### EXERCISE PROMPT
Whenever the string "moving" turns up in a line of the data below, copy that line.

### STORED DATA

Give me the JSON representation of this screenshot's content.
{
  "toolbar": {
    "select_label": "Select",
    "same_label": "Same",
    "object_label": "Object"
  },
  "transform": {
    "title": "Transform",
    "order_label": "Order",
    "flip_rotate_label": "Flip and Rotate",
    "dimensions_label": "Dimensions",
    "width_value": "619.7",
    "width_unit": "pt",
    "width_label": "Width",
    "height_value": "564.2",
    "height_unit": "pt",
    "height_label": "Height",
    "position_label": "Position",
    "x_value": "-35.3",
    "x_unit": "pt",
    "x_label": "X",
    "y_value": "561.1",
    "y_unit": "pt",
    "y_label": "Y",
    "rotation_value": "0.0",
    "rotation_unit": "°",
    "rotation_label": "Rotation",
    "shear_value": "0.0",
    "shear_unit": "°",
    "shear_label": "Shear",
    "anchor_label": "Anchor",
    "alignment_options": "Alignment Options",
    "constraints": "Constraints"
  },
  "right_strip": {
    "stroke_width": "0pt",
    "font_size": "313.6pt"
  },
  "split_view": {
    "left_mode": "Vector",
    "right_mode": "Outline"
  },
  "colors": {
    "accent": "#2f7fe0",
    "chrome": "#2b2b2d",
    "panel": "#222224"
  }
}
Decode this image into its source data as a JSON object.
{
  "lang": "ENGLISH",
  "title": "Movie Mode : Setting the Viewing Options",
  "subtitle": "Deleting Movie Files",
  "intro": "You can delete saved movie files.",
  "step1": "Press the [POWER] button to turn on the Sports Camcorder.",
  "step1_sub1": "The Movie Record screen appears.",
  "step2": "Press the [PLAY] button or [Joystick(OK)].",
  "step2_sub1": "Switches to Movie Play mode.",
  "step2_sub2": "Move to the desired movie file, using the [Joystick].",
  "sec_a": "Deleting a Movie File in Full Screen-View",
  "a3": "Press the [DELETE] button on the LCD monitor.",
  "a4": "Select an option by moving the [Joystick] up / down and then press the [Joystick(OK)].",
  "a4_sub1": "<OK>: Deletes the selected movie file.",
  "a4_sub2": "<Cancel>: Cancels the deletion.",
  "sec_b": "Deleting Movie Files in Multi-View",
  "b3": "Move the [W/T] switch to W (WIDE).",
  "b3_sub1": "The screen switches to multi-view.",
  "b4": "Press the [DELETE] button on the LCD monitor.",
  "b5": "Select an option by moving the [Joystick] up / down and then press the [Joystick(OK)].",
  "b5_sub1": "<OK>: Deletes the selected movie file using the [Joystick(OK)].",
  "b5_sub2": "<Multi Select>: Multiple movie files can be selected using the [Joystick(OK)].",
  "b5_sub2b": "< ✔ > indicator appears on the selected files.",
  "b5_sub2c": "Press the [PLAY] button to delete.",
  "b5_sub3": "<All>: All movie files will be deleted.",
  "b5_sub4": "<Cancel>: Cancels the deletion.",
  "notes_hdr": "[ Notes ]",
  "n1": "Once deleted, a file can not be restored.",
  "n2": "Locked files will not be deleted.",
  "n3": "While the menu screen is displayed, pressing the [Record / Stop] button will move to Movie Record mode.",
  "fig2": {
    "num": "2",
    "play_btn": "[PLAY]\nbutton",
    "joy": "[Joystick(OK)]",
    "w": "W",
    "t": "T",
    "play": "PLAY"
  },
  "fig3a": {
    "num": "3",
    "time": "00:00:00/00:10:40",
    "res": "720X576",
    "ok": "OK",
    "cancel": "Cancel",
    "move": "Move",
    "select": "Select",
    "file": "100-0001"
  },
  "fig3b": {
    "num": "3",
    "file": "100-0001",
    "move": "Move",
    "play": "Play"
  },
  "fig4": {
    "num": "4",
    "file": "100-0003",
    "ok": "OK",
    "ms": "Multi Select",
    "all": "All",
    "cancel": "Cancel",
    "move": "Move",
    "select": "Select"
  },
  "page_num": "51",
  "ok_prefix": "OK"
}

### YOUR RESPONSE
  "a4": "Select an option by moving the [Joystick] up / down and then press the [Joystick(OK)].",
  "b5": "Select an option by moving the [Joystick] up / down and then press the [Joystick(OK)].",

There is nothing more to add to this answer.